British officials drop charges against parents
The British parents who took their critically ill child for treatment abroad without doctors' consent were released from custody in Spain on Tuesday after authorities in Britain dropped charges of child cruelty against them. The National Court in Madrid said in a statement that a judge ordered the couple's immediate release after receiving official notification from Britain that authorities there were no longer seeking their extradition to answer charges. Their 5-year-old son Ashya, who has a severe brain tumor, has been cared for in a hospital in Malaga, 310 miles from Madrid, while they were held. Brett and Naghemeh King were met by two cars as they left the Soto del Real prison outside Madrid.
Joan Rivers is on life support
Joan Rivers' family confirmed Tuesday that the comedian was on life support after going into cardiac arrest last week during a procedure at a doctor's office. Her daughter, Melissa Rivers, said in a statement that her mother was on life support "at this time." Joan Rivers, 81, was taken to Mount Sinai Hospital in Manhattan on Thursday.
Lawmakers stand by prime minister
Pakistani lawmakers Tuesday met in an emergency session to express support for Prime Minister Nawaz Sharif, after days of violent protests had appeared to bring the government to the brink of collapse.

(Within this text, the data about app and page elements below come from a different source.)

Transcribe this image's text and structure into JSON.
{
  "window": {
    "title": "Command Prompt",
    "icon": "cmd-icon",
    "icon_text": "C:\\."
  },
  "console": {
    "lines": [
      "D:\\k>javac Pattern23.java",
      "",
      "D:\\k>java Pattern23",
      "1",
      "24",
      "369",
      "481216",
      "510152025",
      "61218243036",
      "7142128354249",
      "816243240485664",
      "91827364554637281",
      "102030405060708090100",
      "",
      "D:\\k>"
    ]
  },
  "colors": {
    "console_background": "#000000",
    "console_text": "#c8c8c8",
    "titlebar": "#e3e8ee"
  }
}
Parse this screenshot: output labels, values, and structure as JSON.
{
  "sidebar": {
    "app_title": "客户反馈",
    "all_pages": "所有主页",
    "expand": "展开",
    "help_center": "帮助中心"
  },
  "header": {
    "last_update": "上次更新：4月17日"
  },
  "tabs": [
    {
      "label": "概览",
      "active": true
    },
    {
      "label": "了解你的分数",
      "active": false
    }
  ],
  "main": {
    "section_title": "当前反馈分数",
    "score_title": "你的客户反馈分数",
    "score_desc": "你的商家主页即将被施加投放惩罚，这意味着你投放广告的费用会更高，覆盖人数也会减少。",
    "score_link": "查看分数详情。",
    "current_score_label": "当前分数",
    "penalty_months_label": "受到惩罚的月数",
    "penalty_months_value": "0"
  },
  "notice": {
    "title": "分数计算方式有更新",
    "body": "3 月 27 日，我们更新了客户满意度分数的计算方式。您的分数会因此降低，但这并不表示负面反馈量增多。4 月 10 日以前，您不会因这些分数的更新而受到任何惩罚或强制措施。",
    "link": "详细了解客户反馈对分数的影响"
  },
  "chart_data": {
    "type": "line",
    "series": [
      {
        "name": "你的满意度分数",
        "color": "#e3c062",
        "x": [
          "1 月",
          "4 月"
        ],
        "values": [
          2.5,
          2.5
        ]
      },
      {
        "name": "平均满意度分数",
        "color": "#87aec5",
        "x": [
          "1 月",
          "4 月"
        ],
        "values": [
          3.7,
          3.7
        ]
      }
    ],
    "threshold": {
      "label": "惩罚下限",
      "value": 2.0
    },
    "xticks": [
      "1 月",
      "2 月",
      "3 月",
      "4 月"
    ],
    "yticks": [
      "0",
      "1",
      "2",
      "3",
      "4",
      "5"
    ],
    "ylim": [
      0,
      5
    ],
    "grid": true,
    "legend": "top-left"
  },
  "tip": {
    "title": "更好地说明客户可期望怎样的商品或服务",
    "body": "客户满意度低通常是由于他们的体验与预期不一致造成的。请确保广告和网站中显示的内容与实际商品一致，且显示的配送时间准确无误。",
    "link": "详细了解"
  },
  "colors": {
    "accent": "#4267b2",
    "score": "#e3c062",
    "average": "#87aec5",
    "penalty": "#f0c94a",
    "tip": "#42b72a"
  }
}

Thousands of protesters, many armed with sticks and batons, remained camped outside Parliament in Islamabad, demanding the resignation of Sharif and accusing him of electoral fraud, nepotism and corruption. But after three days of clashes between protesters and security forces that left three dead and hundreds wounded, there were no reports of violence Tuesday.
Richmond, Va.: Jurors opened deliberations in the federal corruption trial of former Virginia Gov. Robert McDonnell and his wife, Maureen, on Tuesday. They will resume their work today.
Detroit: Opening statements in Detroit's bankruptcy trial began Tuesday in U.S. court, where lawyers for the city will attempt to persuade a judge to approve the city's plans to wipe out billions of dollars in debt.
Nashville: Thirty teenagers escaped from a detention center, and by Tuesday evening seven were still on the run, authorities said.